# Work order:
Output the following data exactly.

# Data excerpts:

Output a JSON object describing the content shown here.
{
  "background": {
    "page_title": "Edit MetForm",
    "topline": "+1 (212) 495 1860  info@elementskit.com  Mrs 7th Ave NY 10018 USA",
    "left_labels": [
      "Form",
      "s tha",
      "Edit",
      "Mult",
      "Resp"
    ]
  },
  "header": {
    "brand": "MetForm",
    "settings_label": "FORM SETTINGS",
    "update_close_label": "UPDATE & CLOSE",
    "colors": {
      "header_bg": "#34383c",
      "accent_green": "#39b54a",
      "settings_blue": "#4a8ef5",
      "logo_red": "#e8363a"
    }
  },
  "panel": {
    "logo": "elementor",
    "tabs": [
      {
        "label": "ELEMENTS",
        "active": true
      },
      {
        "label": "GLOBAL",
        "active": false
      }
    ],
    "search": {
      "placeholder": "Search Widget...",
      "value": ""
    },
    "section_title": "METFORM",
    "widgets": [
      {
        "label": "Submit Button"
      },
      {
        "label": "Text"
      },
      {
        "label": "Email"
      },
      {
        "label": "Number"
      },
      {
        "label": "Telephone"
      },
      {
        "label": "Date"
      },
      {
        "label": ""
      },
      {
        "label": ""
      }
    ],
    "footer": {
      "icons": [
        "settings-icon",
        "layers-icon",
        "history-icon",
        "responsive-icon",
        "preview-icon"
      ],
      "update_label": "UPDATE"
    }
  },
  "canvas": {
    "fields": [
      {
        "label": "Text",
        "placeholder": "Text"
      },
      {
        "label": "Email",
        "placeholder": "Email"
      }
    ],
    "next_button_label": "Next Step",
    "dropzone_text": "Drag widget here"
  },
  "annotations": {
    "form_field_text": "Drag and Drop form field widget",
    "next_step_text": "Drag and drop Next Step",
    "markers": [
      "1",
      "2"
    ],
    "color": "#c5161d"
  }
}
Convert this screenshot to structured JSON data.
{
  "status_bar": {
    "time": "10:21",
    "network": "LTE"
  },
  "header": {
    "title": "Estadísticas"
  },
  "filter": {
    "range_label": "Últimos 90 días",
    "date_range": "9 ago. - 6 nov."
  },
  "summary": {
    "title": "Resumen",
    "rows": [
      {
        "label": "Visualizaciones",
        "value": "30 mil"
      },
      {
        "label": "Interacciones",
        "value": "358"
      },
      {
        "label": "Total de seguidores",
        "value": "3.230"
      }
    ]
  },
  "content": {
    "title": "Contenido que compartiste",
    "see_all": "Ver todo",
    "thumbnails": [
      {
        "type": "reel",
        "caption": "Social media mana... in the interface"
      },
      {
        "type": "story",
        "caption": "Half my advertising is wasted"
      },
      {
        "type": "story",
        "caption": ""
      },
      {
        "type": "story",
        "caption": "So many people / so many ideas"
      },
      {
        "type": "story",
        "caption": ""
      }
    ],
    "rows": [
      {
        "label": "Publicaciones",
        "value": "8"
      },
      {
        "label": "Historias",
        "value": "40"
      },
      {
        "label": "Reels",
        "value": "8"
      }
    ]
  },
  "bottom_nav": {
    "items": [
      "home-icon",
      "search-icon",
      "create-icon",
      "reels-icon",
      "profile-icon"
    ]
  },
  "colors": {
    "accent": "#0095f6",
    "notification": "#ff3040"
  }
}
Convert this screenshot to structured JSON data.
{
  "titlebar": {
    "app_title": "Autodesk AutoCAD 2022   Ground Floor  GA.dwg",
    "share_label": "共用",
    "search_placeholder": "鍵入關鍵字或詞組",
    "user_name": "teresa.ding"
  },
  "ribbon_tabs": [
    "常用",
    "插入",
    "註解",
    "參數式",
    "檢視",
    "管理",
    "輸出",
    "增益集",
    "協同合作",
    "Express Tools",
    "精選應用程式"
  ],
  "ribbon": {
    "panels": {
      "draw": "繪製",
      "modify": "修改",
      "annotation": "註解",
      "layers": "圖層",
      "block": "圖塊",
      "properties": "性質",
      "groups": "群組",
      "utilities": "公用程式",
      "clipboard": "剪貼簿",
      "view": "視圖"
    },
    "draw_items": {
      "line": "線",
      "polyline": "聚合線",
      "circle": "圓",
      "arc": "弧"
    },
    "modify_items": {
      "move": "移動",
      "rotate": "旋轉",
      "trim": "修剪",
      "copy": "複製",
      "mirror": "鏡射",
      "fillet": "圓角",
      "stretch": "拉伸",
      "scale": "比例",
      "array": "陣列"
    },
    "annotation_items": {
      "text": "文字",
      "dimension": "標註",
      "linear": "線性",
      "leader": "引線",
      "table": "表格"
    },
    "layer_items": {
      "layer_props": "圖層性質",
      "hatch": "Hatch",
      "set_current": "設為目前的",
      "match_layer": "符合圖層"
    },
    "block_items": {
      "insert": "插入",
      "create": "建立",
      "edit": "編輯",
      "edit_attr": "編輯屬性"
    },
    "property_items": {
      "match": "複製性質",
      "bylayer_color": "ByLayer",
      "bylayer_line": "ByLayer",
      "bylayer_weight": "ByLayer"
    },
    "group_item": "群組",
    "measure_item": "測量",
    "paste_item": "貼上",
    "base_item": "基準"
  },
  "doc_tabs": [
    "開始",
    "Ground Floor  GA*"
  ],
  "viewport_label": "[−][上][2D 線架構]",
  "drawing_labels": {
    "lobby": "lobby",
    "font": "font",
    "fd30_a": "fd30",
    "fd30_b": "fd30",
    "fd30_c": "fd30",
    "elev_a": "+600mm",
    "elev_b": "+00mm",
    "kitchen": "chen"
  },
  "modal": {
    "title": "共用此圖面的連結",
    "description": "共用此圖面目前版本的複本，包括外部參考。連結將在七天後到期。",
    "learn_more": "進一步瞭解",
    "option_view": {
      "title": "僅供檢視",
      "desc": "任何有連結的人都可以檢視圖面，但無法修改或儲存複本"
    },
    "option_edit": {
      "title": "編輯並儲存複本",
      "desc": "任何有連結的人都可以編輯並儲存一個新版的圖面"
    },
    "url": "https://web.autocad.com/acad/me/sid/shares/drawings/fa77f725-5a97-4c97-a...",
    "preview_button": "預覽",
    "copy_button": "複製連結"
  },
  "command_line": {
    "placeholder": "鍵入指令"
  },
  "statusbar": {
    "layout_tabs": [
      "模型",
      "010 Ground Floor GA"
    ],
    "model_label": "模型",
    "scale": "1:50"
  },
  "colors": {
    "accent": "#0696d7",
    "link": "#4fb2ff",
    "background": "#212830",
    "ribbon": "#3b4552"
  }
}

# Task result:
Output a JSON object describing the content shown here.
{
  "background": {
    "page_title": "Edit MetForm",
    "topline": "+1 (212) 495 1860  info@elementskit.com  Mrs 7th Ave NY 10018 USA",
    "left_labels": [
      "Form",
      "s tha",
      "Edit",
      "Mult",
      "Resp"
    ]
  },
  "header": {
    "brand": "MetForm",
    "settings_label": "FORM SETTINGS",
    "update_close_label": "UPDATE & CLOSE",
    "colors": {
      "header_bg": "#34383c",
      "accent_green": "#39b54a",
      "settings_blue": "#4a8ef5",
      "logo_red": "#e8363a"
    }
  },
  "panel": {
    "logo": "elementor",
    "tabs": [
      {
        "label": "ELEMENTS",
        "active": true
      },
      {
        "label": "GLOBAL",
        "active": false
      }
    ],
    "search": {
      "placeholder": "Search Widget...",
      "value": ""
    },
    "section_title": "METFORM",
    "widgets": [
      {
        "label": "Submit Button"
      },
      {
        "label": "Text"
      },
      {
        "label": "Email"
      },
      {
        "label": "Number"
      },
      {
        "label": "Telephone"
      },
      {
        "label": "Date"
      },
      {
        "label": ""
      },
      {
        "label": ""
      }
    ],
    "footer": {
      "icons": [
        "settings-icon",
        "layers-icon",
        "history-icon",
        "responsive-icon",
        "preview-icon"
      ],
      "update_label": "UPDATE"
    }
  },
  "canvas": {
    "fields": [
      {
        "label": "Text",
        "placeholder": "Text"
      },
      {
        "label": "Email",
        "placeholder": "Email"
      }
    ],
    "next_button_label": "Next Step",
    "dropzone_text": "Drag widget here"
  },
  "annotations": {
    "form_field_text": "Drag and Drop form field widget",
    "next_step_text": "Drag and drop Next Step",
    "markers": [
      "1",
      "2"
    ],
    "color": "#c5161d"
  }
}
Convert this screenshot to structured JSON data.
{
  "status_bar": {
    "time": "10:21",
    "network": "LTE"
  },
  "header": {
    "title": "Estadísticas"
  },
  "filter": {
    "range_label": "Últimos 90 días",
    "date_range": "9 ago. - 6 nov."
  },
  "summary": {
    "title": "Resumen",
    "rows": [
      {
        "label": "Visualizaciones",
        "value": "30 mil"
      },
      {
        "label": "Interacciones",
        "value": "358"
      },
      {
        "label": "Total de seguidores",
        "value": "3.230"
      }
    ]
  },
  "content": {
    "title": "Contenido que compartiste",
    "see_all": "Ver todo",
    "thumbnails": [
      {
        "type": "reel",
        "caption": "Social media mana... in the interface"
      },
      {
        "type": "story",
        "caption": "Half my advertising is wasted"
      },
      {
        "type": "story",
        "caption": ""
      },
      {
        "type": "story",
        "caption": "So many people / so many ideas"
      },
      {
        "type": "story",
        "caption": ""
      }
    ],
    "rows": [
      {
        "label": "Publicaciones",
        "value": "8"
      },
      {
        "label": "Historias",
        "value": "40"
      },
      {
        "label": "Reels",
        "value": "8"
      }
    ]
  },
  "bottom_nav": {
    "items": [
      "home-icon",
      "search-icon",
      "create-icon",
      "reels-icon",
      "profile-icon"
    ]
  },
  "colors": {
    "accent": "#0095f6",
    "notification": "#ff3040"
  }
}
Convert this screenshot to structured JSON data.
{
  "titlebar": {
    "app_title": "Autodesk AutoCAD 2022   Ground Floor  GA.dwg",
    "share_label": "共用",
    "search_placeholder": "鍵入關鍵字或詞組",
    "user_name": "teresa.ding"
  },
  "ribbon_tabs": [
    "常用",
    "插入",
    "註解",
    "參數式",
    "檢視",
    "管理",
    "輸出",
    "增益集",
    "協同合作",
    "Express Tools",
    "精選應用程式"
  ],
  "ribbon": {
    "panels": {
      "draw": "繪製",
      "modify": "修改",
      "annotation": "註解",
      "layers": "圖層",
      "block": "圖塊",
      "properties": "性質",
      "groups": "群組",
      "utilities": "公用程式",
      "clipboard": "剪貼簿",
      "view": "視圖"
    },
    "draw_items": {
      "line": "線",
      "polyline": "聚合線",
      "circle": "圓",
      "arc": "弧"
    },
    "modify_items": {
      "move": "移動",
      "rotate": "旋轉",
      "trim": "修剪",
      "copy": "複製",
      "mirror": "鏡射",
      "fillet": "圓角",
      "stretch": "拉伸",
      "scale": "比例",
      "array": "陣列"
    },
    "annotation_items": {
      "text": "文字",
      "dimension": "標註",
      "linear": "線性",
      "leader": "引線",
      "table": "表格"
    },
    "layer_items": {
      "layer_props": "圖層性質",
      "hatch": "Hatch",
      "set_current": "設為目前的",
      "match_layer": "符合圖層"
    },
    "block_items": {
      "insert": "插入",
      "create": "建立",
      "edit": "編輯",
      "edit_attr": "編輯屬性"
    },
    "property_items": {
      "match": "複製性質",
      "bylayer_color": "ByLayer",
      "bylayer_line": "ByLayer",
      "bylayer_weight": "ByLayer"
    },
    "group_item": "群組",
    "measure_item": "測量",
    "paste_item": "貼上",
    "base_item": "基準"
  },
  "doc_tabs": [
    "開始",
    "Ground Floor  GA*"
  ],
  "viewport_label": "[−][上][2D 線架構]",
  "drawing_labels": {
    "lobby": "lobby",
    "font": "font",
    "fd30_a": "fd30",
    "fd30_b": "fd30",
    "fd30_c": "fd30",
    "elev_a": "+600mm",
    "elev_b": "+00mm",
    "kitchen": "chen"
  },
  "modal": {
    "title": "共用此圖面的連結",
    "description": "共用此圖面目前版本的複本，包括外部參考。連結將在七天後到期。",
    "learn_more": "進一步瞭解",
    "option_view": {
      "title": "僅供檢視",
      "desc": "任何有連結的人都可以檢視圖面，但無法修改或儲存複本"
    },
    "option_edit": {
      "title": "編輯並儲存複本",
      "desc": "任何有連結的人都可以編輯並儲存一個新版的圖面"
    },
    "url": "https://web.autocad.com/acad/me/sid/shares/drawings/fa77f725-5a97-4c97-a...",
    "preview_button": "預覽",
    "copy_button": "複製連結"
  },
  "command_line": {
    "placeholder": "鍵入指令"
  },
  "statusbar": {
    "layout_tabs": [
      "模型",
      "010 Ground Floor GA"
    ],
    "model_label": "模型",
    "scale": "1:50"
  },
  "colors": {
    "accent": "#0696d7",
    "link": "#4fb2ff",
    "background": "#212830",
    "ribbon": "#3b4552"
  }
}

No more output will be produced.